Link to Pubmed [PMID] – 36680128
Link to DOI – 10.3390/v15010088
Viruses 2022 Dec; 15(1):
Rabies is caused by neurotropic rabies virus (RABV), contributing to 60,000 human deaths annually. Even though rabies leads to major public health concerns worldwide, we still do not fully understand factors determining RABV tropism and why glial cells are unable to clear RABV from the infected brain. Here, we compare susceptibilities and immune responses of CNS cell types to infection with two RABV strains, Tha and its attenuated variant Th2P-4M, mutated on phospho- (P-protein) and matrix protein (M-protein). We demonstrate that RABV replicates in human stem cell-derived neurons and astrocytes but fails to infect human iPSC-derived microglia. Additionally, we observed major differences in transcription profiles and quantification of intracellular protein levels between antiviral immune responses mediated by neurons, astrocytes (IFNB1, CCL5, CXCL10, IL1B, IL6, and LIF), and microglia (CCL5, CXCL10, ISG15, MX1, and IL6) upon Tha infection. We also show that P- and M-proteins of Tha mediate evasion of NF-κB- and JAK-STAT-controlled antiviral host responses in neuronal cell types in contrast to glial cells, potentially explaining the strong neuron-specific tropism of RABV. Further, Tha-infected astrocytes and microglia protect neurons from Tha infection via a filtrable and transferable agent.
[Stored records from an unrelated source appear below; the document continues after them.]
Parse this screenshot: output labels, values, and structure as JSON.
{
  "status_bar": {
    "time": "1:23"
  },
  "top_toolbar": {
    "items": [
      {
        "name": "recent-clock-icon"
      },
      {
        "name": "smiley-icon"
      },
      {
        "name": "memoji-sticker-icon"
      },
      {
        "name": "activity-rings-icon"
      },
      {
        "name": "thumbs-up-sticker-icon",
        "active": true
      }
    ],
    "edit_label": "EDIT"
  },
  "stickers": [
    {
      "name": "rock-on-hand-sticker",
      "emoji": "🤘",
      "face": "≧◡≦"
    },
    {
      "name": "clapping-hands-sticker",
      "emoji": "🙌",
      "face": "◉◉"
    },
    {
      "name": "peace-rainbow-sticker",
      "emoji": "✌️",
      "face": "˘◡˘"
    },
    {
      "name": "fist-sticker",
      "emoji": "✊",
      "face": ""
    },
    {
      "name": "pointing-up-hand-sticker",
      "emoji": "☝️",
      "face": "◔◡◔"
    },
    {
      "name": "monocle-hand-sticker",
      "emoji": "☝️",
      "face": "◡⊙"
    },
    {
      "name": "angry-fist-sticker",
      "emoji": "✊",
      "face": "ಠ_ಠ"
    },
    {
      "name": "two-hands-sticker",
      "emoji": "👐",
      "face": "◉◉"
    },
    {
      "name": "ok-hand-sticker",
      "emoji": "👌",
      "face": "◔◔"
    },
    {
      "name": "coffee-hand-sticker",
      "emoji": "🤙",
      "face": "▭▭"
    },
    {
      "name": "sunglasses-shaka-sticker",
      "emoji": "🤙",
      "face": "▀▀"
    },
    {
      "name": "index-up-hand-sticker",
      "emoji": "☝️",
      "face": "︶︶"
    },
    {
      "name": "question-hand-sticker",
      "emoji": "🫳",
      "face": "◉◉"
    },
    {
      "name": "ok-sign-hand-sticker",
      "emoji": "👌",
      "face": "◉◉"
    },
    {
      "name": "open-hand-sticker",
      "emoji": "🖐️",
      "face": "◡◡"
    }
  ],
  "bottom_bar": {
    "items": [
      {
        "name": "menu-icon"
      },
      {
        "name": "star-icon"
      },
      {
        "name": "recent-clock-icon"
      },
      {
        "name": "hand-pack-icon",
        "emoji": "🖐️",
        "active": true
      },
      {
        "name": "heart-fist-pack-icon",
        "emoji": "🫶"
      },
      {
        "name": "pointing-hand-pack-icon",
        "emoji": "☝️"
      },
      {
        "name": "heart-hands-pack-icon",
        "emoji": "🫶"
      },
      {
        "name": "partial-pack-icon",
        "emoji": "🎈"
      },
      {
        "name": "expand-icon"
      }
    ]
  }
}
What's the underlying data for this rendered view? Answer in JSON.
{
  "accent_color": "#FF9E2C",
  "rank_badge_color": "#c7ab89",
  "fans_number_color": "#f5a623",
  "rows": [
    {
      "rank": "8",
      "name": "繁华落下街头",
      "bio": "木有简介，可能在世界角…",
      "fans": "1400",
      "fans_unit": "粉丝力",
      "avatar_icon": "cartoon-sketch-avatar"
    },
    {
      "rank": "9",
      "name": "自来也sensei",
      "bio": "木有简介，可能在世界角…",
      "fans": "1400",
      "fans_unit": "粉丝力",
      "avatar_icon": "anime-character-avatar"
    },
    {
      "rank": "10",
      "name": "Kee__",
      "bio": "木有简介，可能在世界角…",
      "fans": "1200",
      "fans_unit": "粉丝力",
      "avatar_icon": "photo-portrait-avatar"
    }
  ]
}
Overall, our study provides novel insights into RABV tropism, showing the interest in studying the interplay of CNS cell types during RABV infection.